Thank you, Lorie, it is great to be here, and to hear the broad range of perspectives that are represented here today. In 2019, during a very different time in our history, the Federal Reserve began a year of listening sessions with the public, tied to changes being considered in our approach to monetary policy, which was: how the Federal Open Market Committee uses interest rates and other tools to promote a healthy economy. While data can tell us a lot, hearing the stories behind that data helps to paint a picture that brings it to life for me and for my colleagues. We have heard a lot about how Americans are faring in the economy, and about how they are affected by our policy decisions. And so, our effort to create opportunities to enhance our ability to listen has continued, and has become what I expect will be, and certainly should be, a permanent feature of the Federal Reserve’s decision-making.
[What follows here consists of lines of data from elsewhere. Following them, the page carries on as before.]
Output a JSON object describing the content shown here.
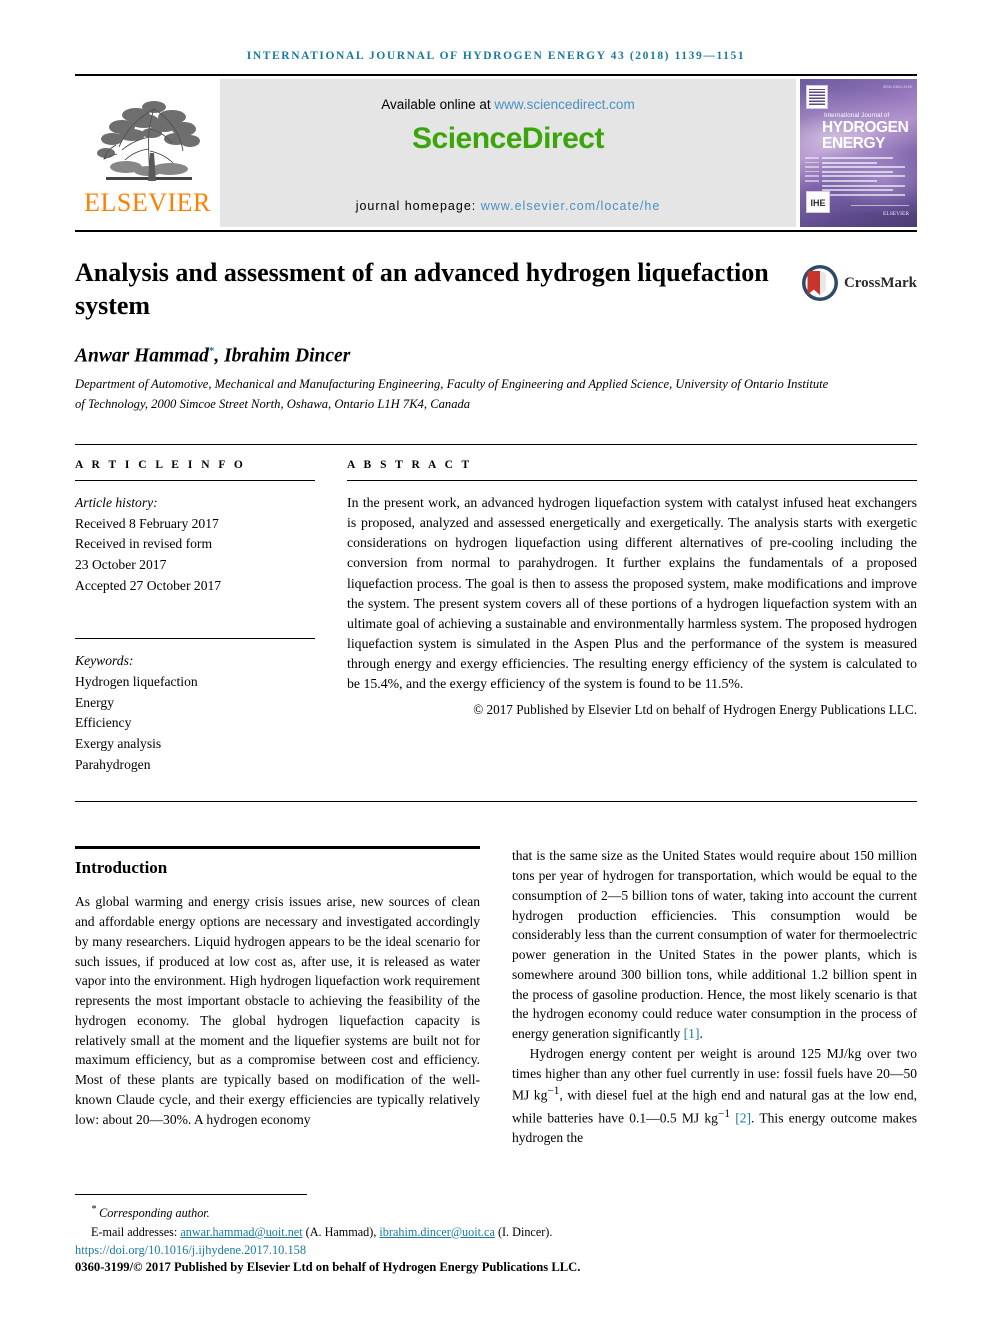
{
  "running_head": "INTERNATIONAL JOURNAL OF HYDROGEN ENERGY 43 (2018) 1139—1151",
  "masthead": {
    "publisher_logo_name": "elsevier-tree-logo",
    "publisher_word": "ELSEVIER",
    "available_prefix": "Available online at ",
    "available_url": "www.sciencedirect.com",
    "sciencedirect_logo": "ScienceDirect",
    "homepage_prefix": "journal homepage: ",
    "homepage_url": "www.elsevier.com/locate/he",
    "cover": {
      "supertitle": "International Journal of",
      "title_line1": "HYDROGEN",
      "title_line2": "ENERGY",
      "issn_corner": "ISSN 0360-3199",
      "badge": "IHE",
      "publisher": "ELSEVIER"
    }
  },
  "article": {
    "title": "Analysis and assessment of an advanced hydrogen liquefaction system",
    "crossmark_label": "CrossMark",
    "authors": "Anwar Hammad",
    "authors_marker": "*",
    "authors_rest": ", Ibrahim Dincer",
    "affiliation": "Department of Automotive, Mechanical and Manufacturing Engineering, Faculty of Engineering and Applied Science, University of Ontario Institute of Technology, 2000 Simcoe Street North, Oshawa, Ontario L1H 7K4, Canada"
  },
  "article_info": {
    "heading": "A R T I C L E  I N F O",
    "history_label": "Article history:",
    "received": "Received 8 February 2017",
    "revised_label": "Received in revised form",
    "revised_date": "23 October 2017",
    "accepted": "Accepted 27 October 2017",
    "keywords_label": "Keywords:",
    "keywords": [
      "Hydrogen liquefaction",
      "Energy",
      "Efficiency",
      "Exergy analysis",
      "Parahydrogen"
    ]
  },
  "abstract": {
    "heading": "A B S T R A C T",
    "text": "In the present work, an advanced hydrogen liquefaction system with catalyst infused heat exchangers is proposed, analyzed and assessed energetically and exergetically. The analysis starts with exergetic considerations on hydrogen liquefaction using different alternatives of pre-cooling including the conversion from normal to parahydrogen. It further explains the fundamentals of a proposed liquefaction process. The goal is then to assess the proposed system, make modifications and improve the system. The present system covers all of these portions of a hydrogen liquefaction system with an ultimate goal of achieving a sustainable and environmentally harmless system. The proposed hydrogen liquefaction system is simulated in the Aspen Plus and the performance of the system is measured through energy and exergy efficiencies. The resulting energy efficiency of the system is calculated to be 15.4%, and the exergy efficiency of the system is found to be 11.5%.",
    "copyright": "© 2017 Published by Elsevier Ltd on behalf of Hydrogen Energy Publications LLC."
  },
  "introduction": {
    "heading": "Introduction",
    "left_para1": "As global warming and energy crisis issues arise, new sources of clean and affordable energy options are necessary and investigated accordingly by many researchers. Liquid hydrogen appears to be the ideal scenario for such issues, if produced at low cost as, after use, it is released as water vapor into the environment. High hydrogen liquefaction work requirement represents the most important obstacle to achieving the feasibility of the hydrogen economy. The global hydrogen liquefaction capacity is relatively small at the moment and the liquefier systems are built not for maximum efficiency, but as a compromise between cost and efficiency. Most of these plants are typically based on modification of the well-known Claude cycle, and their exergy efficiencies are typically relatively low: about 20—30%. A hydrogen economy",
    "right_para1_a": "that is the same size as the United States would require about 150 million tons per year of hydrogen for transportation, which would be equal to the consumption of 2—5 billion tons of water, taking into account the current hydrogen production efficiencies. This consumption would be considerably less than the current consumption of water for thermoelectric power generation in the United States in the power plants, which is somewhere around 300 billion tons, while additional 1.2 billion spent in the process of gasoline production. Hence, the most likely scenario is that the hydrogen economy could reduce water consumption in the process of energy generation significantly ",
    "right_para1_ref": "[1]",
    "right_para1_b": ".",
    "right_para2_a": "Hydrogen energy content per weight is around 125 MJ/kg over two times higher than any other fuel currently in use: fossil fuels have 20—50 MJ kg",
    "right_para2_sup1": "−1",
    "right_para2_b": ", with diesel fuel at the high end and natural gas at the low end, while batteries have 0.1—0.5 MJ kg",
    "right_para2_sup2": "−1",
    "right_para2_c": " ",
    "right_para2_ref": "[2]",
    "right_para2_d": ". This energy outcome makes hydrogen the"
  },
  "footer": {
    "corresponding_marker": "*",
    "corresponding_text": "Corresponding author.",
    "email_label": "E-mail addresses: ",
    "email1": "anwar.hammad@uoit.net",
    "email1_name": " (A. Hammad), ",
    "email2": "ibrahim.dincer@uoit.ca",
    "email2_name": " (I. Dincer).",
    "doi": "https://doi.org/10.1016/j.ijhydene.2017.10.158",
    "issn_copyright": "0360-3199/© 2017 Published by Elsevier Ltd on behalf of Hydrogen Energy Publications LLC."
  },
  "colors": {
    "journal_teal": "#1a7a9e",
    "sciencedirect_green": "#3aa60a",
    "elsevier_orange": "#ff7f00",
    "link_blue": "#4a90c4",
    "crossmark_red": "#c8332a",
    "cover_purple": "#6c5a9e"
  }
}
It is a simple fact that what the Fed does in Washington has a significant impact on how families and businesses spend, borrow and plan for the future. That is exactly why we need to learn about the experiences of people in Odessa, Midland and other communities in the Permian Basin. Lately, as you know, the Fed has been focused on lowering inflation, which is essential if we want to support a growing economy and rising incomes. We want to hear how inflation, along with the higher interest rates needed to bring inflation down, is affecting you and your communities. These conversations provide important context to the economic data that we consider, and they help guide our thinking about how we can best achieve stability and support for the economic well-being of all Americans.
One of the important issues we will talk about today is workforce development, which in every community depends on effective partnerships with the private sector. For many years, this region has been challenged to find qualified workers in certain industries. But now, the challenge of finding willing and qualified workers stretches far beyond just those requiring specific skills training. Our strong labor market has made it extremely difficult for growing businesses to find workers, which, if not addressed, could eventually undermine a strong economy. I am very interested to learn about the different strategies and approaches being used in this region to provide workers with the skills they need to fill these jobs, and what additional considerations might be helpful in your efforts to improve workforce development.
Another issue we will focus on today is education. As a mother of two middle school students during the depths of the pandemic, I am particularly interested in understanding how your communities have managed and continue to manage Kindergarten through 12th grade education after the disruptions many places experienced as a result of the pandemic school closures.
Student performance suffers during even brief periods of instruction disruption. So even in places where school closures may have been limited, there may continue to be lasting effects on attendance and student performance. Where schools were permitted to remain open, we know that teacher and support staff shortages were, and continue to be, a significant challenge for many school districts. I look forward to hearing your views and experiences during our time together.
Thank you, again, for the invitation to be here today, and I look forward to our discussions.